This week in the Court of Appeal, Christian hoteliers Peter and Hazelmary Bull have lost their right to discriminate against a gay couple who are legally married (alright then, in a civil partnership if you must).
It was a horrible case of blatant religious homophobia and intolerance, of the most insulting and demeaning kind. Yet we can't help but feel a little sorry for this couple. For a start, running a business which involves giving your home over to strangers is kind of an odd way to earn a living. Most B&B owners still regard their properties as their homes first and foremost, and a business second. And we all cherish the right to disallow whomever we like from crossing our threshold. But the ability to discriminate against gay people isn't part of that deal. If you decide to open a B&B in your home you give up your right to provide services on a partial and discriminatory way. Clearly this couple didn't understand that offering services to all equally is part of the deal.
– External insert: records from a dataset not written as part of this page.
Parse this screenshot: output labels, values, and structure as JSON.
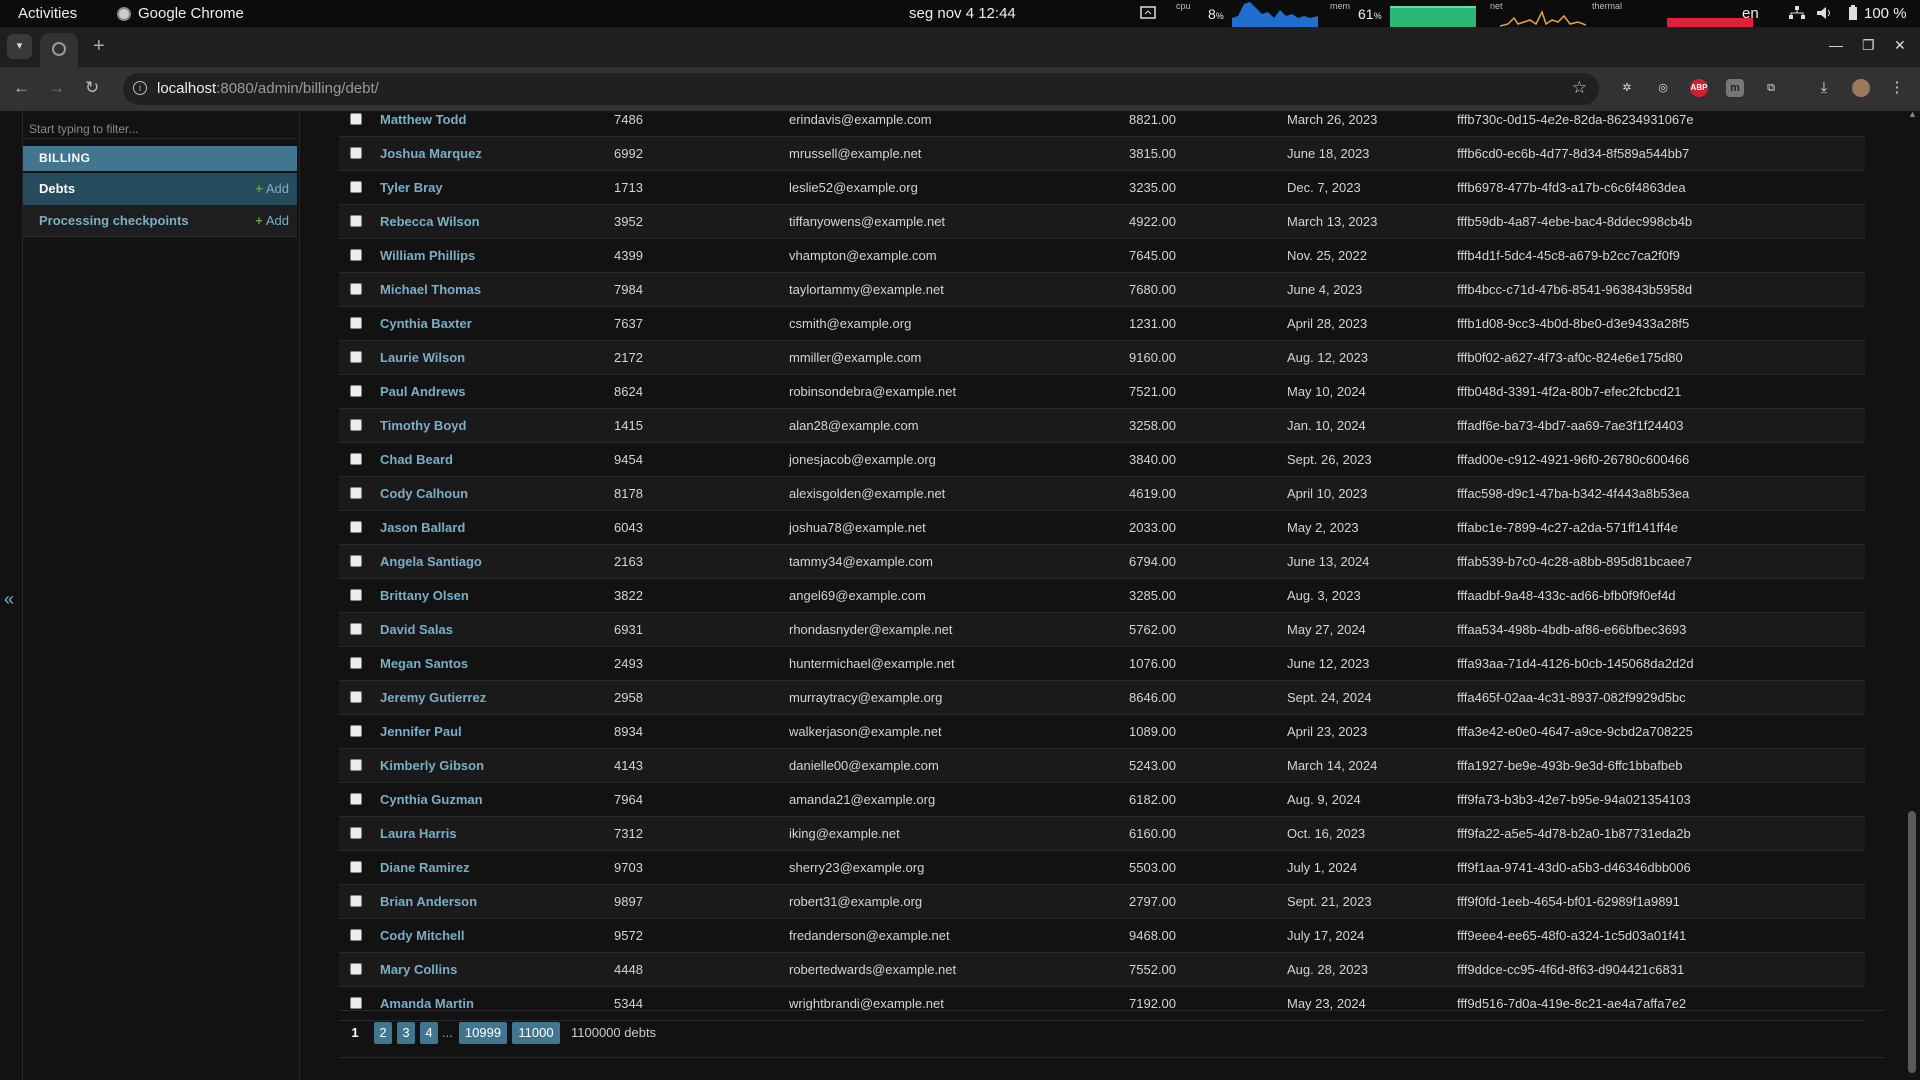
{
  "gnome": {
    "activities": "Activities",
    "app_name": "Google Chrome",
    "clock": "seg nov 4  12:44",
    "cpu_label": "cpu",
    "cpu_value": "8",
    "mem_label": "mem",
    "mem_value": "61",
    "net_label": "net",
    "thermal_label": "thermal",
    "percent_sign": "%",
    "lang": "en",
    "battery": "100 %"
  },
  "browser": {
    "url_host": "localhost",
    "url_rest": ":8080/admin/billing/debt/"
  },
  "sidebar": {
    "filter_placeholder": "Start typing to filter...",
    "app_caption": "BILLING",
    "items": [
      {
        "label": "Debts",
        "add": "Add",
        "current": true
      },
      {
        "label": "Processing checkpoints",
        "add": "Add",
        "current": false
      }
    ],
    "collapse_glyph": "«"
  },
  "results": [
    {
      "name": "Matthew Todd",
      "num": "7486",
      "email": "erindavis@example.com",
      "amount": "8821.00",
      "date": "March 26, 2023",
      "uuid": "fffb730c-0d15-4e2e-82da-86234931067e"
    },
    {
      "name": "Joshua Marquez",
      "num": "6992",
      "email": "mrussell@example.net",
      "amount": "3815.00",
      "date": "June 18, 2023",
      "uuid": "fffb6cd0-ec6b-4d77-8d34-8f589a544bb7"
    },
    {
      "name": "Tyler Bray",
      "num": "1713",
      "email": "leslie52@example.org",
      "amount": "3235.00",
      "date": "Dec. 7, 2023",
      "uuid": "fffb6978-477b-4fd3-a17b-c6c6f4863dea"
    },
    {
      "name": "Rebecca Wilson",
      "num": "3952",
      "email": "tiffanyowens@example.net",
      "amount": "4922.00",
      "date": "March 13, 2023",
      "uuid": "fffb59db-4a87-4ebe-bac4-8ddec998cb4b"
    },
    {
      "name": "William Phillips",
      "num": "4399",
      "email": "vhampton@example.com",
      "amount": "7645.00",
      "date": "Nov. 25, 2022",
      "uuid": "fffb4d1f-5dc4-45c8-a679-b2cc7ca2f0f9"
    },
    {
      "name": "Michael Thomas",
      "num": "7984",
      "email": "taylortammy@example.net",
      "amount": "7680.00",
      "date": "June 4, 2023",
      "uuid": "fffb4bcc-c71d-47b6-8541-963843b5958d"
    },
    {
      "name": "Cynthia Baxter",
      "num": "7637",
      "email": "csmith@example.org",
      "amount": "1231.00",
      "date": "April 28, 2023",
      "uuid": "fffb1d08-9cc3-4b0d-8be0-d3e9433a28f5"
    },
    {
      "name": "Laurie Wilson",
      "num": "2172",
      "email": "mmiller@example.com",
      "amount": "9160.00",
      "date": "Aug. 12, 2023",
      "uuid": "fffb0f02-a627-4f73-af0c-824e6e175d80"
    },
    {
      "name": "Paul Andrews",
      "num": "8624",
      "email": "robinsondebra@example.net",
      "amount": "7521.00",
      "date": "May 10, 2024",
      "uuid": "fffb048d-3391-4f2a-80b7-efec2fcbcd21"
    },
    {
      "name": "Timothy Boyd",
      "num": "1415",
      "email": "alan28@example.com",
      "amount": "3258.00",
      "date": "Jan. 10, 2024",
      "uuid": "fffadf6e-ba73-4bd7-aa69-7ae3f1f24403"
    },
    {
      "name": "Chad Beard",
      "num": "9454",
      "email": "jonesjacob@example.org",
      "amount": "3840.00",
      "date": "Sept. 26, 2023",
      "uuid": "fffad00e-c912-4921-96f0-26780c600466"
    },
    {
      "name": "Cody Calhoun",
      "num": "8178",
      "email": "alexisgolden@example.net",
      "amount": "4619.00",
      "date": "April 10, 2023",
      "uuid": "fffac598-d9c1-47ba-b342-4f443a8b53ea"
    },
    {
      "name": "Jason Ballard",
      "num": "6043",
      "email": "joshua78@example.net",
      "amount": "2033.00",
      "date": "May 2, 2023",
      "uuid": "fffabc1e-7899-4c27-a2da-571ff141ff4e"
    },
    {
      "name": "Angela Santiago",
      "num": "2163",
      "email": "tammy34@example.com",
      "amount": "6794.00",
      "date": "June 13, 2024",
      "uuid": "fffab539-b7c0-4c28-a8bb-895d81bcaee7"
    },
    {
      "name": "Brittany Olsen",
      "num": "3822",
      "email": "angel69@example.com",
      "amount": "3285.00",
      "date": "Aug. 3, 2023",
      "uuid": "fffaadbf-9a48-433c-ad66-bfb0f9f0ef4d"
    },
    {
      "name": "David Salas",
      "num": "6931",
      "email": "rhondasnyder@example.net",
      "amount": "5762.00",
      "date": "May 27, 2024",
      "uuid": "fffaa534-498b-4bdb-af86-e66bfbec3693"
    },
    {
      "name": "Megan Santos",
      "num": "2493",
      "email": "huntermichael@example.net",
      "amount": "1076.00",
      "date": "June 12, 2023",
      "uuid": "fffa93aa-71d4-4126-b0cb-145068da2d2d"
    },
    {
      "name": "Jeremy Gutierrez",
      "num": "2958",
      "email": "murraytracy@example.org",
      "amount": "8646.00",
      "date": "Sept. 24, 2024",
      "uuid": "fffa465f-02aa-4c31-8937-082f9929d5bc"
    },
    {
      "name": "Jennifer Paul",
      "num": "8934",
      "email": "walkerjason@example.net",
      "amount": "1089.00",
      "date": "April 23, 2023",
      "uuid": "fffa3e42-e0e0-4647-a9ce-9cbd2a708225"
    },
    {
      "name": "Kimberly Gibson",
      "num": "4143",
      "email": "danielle00@example.com",
      "amount": "5243.00",
      "date": "March 14, 2024",
      "uuid": "fffa1927-be9e-493b-9e3d-6ffc1bbafbeb"
    },
    {
      "name": "Cynthia Guzman",
      "num": "7964",
      "email": "amanda21@example.org",
      "amount": "6182.00",
      "date": "Aug. 9, 2024",
      "uuid": "fff9fa73-b3b3-42e7-b95e-94a021354103"
    },
    {
      "name": "Laura Harris",
      "num": "7312",
      "email": "iking@example.net",
      "amount": "6160.00",
      "date": "Oct. 16, 2023",
      "uuid": "fff9fa22-a5e5-4d78-b2a0-1b87731eda2b"
    },
    {
      "name": "Diane Ramirez",
      "num": "9703",
      "email": "sherry23@example.org",
      "amount": "5503.00",
      "date": "July 1, 2024",
      "uuid": "fff9f1aa-9741-43d0-a5b3-d46346dbb006"
    },
    {
      "name": "Brian Anderson",
      "num": "9897",
      "email": "robert31@example.org",
      "amount": "2797.00",
      "date": "Sept. 21, 2023",
      "uuid": "fff9f0fd-1eeb-4654-bf01-62989f1a9891"
    },
    {
      "name": "Cody Mitchell",
      "num": "9572",
      "email": "fredanderson@example.net",
      "amount": "9468.00",
      "date": "July 17, 2024",
      "uuid": "fff9eee4-ee65-48f0-a324-1c5d03a01f41"
    },
    {
      "name": "Mary Collins",
      "num": "4448",
      "email": "robertedwards@example.net",
      "amount": "7552.00",
      "date": "Aug. 28, 2023",
      "uuid": "fff9ddce-cc95-4f6d-8f63-d904421c6831"
    },
    {
      "name": "Amanda Martin",
      "num": "5344",
      "email": "wrightbrandi@example.net",
      "amount": "7192.00",
      "date": "May 23, 2024",
      "uuid": "fff9d516-7d0a-419e-8c21-ae4a7affa7e2"
    }
  ],
  "paginator": {
    "current": "1",
    "pages": [
      "2",
      "3",
      "4"
    ],
    "ellipsis": "...",
    "last_pages": [
      "10999",
      "11000"
    ],
    "total": "1100000 debts"
  },
  "colors": {
    "accent": "#79aec8",
    "module_header": "#417690",
    "selected_module": "#264b5d"
  }
}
They only have themselves to blame for that.
There's another uncomfortable side to this story. In the Christians-as-victims narrative that's taking place in the UK at the moment, small test cases like this one are routinely backed up by big-money organisations - in this case the Christian Institute. They seek to portray such cases as Christian beliefs being trampled by political correctness and equality. On the other side of the coin Stonewall have provided backup to the gay couple in question. Big names, big money involved and lots at stake. Thank God that freedom from intolerance and discrimination won out this time.
But we can't help feeling that without the backing of the big guns - this case would not have made the news, and may have even been settled to everybody's satisfaction amicably. So much for peach, love and understanding.